As Gwion stooped to pick it up, Hyfaidd shouted “Begin!” and Moried brought the staff down with a thwack across Gwion’s shoulders, driving him to one knee. Gwion grunted, blocked the next blow with his forearm and brought his own staff up in a vicious swipe that caught Moried across the knee.
Both hurt, both scowling they moved a little apart, Gwion light on his feet, Moried limping on the left.
“No killing blows,” Ceredig bellowed. “And I for one would prefer it if there could be only minor injuries too.”
Moried nodded but Gwion didn’t acknowledge Ceredig. His eyes were fixed on Moried who began to move crabwise, circling, waiting for an opportunity.
Cynfal bit his lip. He knew what he would do to upset a harper like Gwion and sure enough after a moment, Moried rapped sharply at Gwion’s knuckles with the end of his staff. Such a blow could break fingers and if it had struck Cynfal was sure it would have. Gwion jerked his hand aside. He made a wild sweep at Moried’s legs then jerked back from a jab to his face.
“Get on with it,” Hyfaidd bellowed, annoyed at the cautious exchange of attacks.
“I don’t want it to be over too fast,” Moried replied, pitching his voice so it would carry. “I want everyone to see this. I want everyone to admire Gwion’s grace, his fine footwork, that nice tight little arse. Maybe then he’ll be able to find someone else to fill it.”
Cynfal groaned as Gwion snarled and stepped forward again, right into a cracking blow across his ribs. He gasped and Moried laughed as he stumbled back out of range.
“That’s it,” Hyfaidd said. “Now Gwion. Come on. You’ve just been called a heifer in front of the whole of the company.
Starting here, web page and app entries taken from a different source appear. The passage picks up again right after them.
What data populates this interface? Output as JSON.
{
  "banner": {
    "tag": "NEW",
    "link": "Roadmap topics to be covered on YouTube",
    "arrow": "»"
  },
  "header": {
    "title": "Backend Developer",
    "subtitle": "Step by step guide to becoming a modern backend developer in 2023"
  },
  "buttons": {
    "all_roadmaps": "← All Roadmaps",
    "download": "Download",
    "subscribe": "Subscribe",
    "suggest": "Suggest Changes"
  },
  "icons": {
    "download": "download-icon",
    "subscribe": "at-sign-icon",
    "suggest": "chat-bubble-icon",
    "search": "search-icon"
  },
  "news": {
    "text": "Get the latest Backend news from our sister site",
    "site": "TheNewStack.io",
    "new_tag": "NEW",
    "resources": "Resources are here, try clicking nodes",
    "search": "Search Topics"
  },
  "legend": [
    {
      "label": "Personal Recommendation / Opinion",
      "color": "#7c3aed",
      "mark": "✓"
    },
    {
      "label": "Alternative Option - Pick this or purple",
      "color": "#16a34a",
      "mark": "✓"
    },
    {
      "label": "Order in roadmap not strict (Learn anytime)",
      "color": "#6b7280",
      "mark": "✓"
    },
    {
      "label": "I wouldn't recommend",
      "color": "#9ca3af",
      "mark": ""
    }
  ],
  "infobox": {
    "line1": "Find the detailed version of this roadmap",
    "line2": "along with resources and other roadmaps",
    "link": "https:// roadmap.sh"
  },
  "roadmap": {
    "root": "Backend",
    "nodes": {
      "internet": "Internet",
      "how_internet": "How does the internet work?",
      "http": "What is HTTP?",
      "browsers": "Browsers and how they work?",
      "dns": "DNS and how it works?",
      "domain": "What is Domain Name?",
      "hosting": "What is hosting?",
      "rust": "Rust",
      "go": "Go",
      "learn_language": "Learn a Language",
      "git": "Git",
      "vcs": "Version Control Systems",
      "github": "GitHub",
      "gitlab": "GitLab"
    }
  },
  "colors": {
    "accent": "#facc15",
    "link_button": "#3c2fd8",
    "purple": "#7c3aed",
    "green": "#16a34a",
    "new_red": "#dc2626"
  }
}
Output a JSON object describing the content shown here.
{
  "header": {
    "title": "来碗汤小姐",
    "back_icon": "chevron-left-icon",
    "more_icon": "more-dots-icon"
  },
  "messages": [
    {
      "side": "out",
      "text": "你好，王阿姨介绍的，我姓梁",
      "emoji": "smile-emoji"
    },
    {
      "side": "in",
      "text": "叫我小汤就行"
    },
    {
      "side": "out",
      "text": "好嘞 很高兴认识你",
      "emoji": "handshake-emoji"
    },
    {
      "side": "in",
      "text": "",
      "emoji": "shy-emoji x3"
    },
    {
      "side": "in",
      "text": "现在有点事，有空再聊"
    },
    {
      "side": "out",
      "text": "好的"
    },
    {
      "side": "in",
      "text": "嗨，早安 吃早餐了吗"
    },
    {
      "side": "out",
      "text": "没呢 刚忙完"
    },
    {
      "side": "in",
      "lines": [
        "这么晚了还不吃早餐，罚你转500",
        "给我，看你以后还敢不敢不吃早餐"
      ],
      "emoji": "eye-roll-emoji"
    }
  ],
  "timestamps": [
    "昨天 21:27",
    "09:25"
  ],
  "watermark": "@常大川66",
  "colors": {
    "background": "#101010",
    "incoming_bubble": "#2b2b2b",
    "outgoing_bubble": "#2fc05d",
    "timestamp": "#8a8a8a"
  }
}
Are you going to fight back or just snivel about it?”
Gwion ducked his head and took a couple of paces back. For a moment Cynfal thought he was retreating, giving ground, surrendering, but he was buying space to give himself time to look to Cynon.
Cynon was glaring at Moried but when Gwion caught his eye he gave a sharp nod.
Permission, then. Cynfal took a deep breath and let out the hound yelp used by troop three. Other men took it up and Cynfal shouted Gwion’s name. Gwion’s head came up and he altered his grip on the stave.
Moried snorted and stepped forward, staff beginning a sweep. Gwion parried, the two lengths of wood coming together with a crack. The butt whistled round to thud into Moried’s knee again. Moried stumbled, using the end of the stave to steady himself, then struck back. A vicious thrust to the groin. But Gwion was already in the air, bounding high over Moried’s staff, his own lodged against the stone. Long legs extended to thud into Moried’s chest. Moried staggered back dropping his staff, and Gwion followed him down. He landed on Moried’s chest with one knee against his belly and the staff across his throat grinding down to stifle and crush.
“Yield.” His lips formed the word, but Cynfal had no doubt that Moried heard them. Purpling as he gasped for breath, he could not reply but held up both hands in surrender.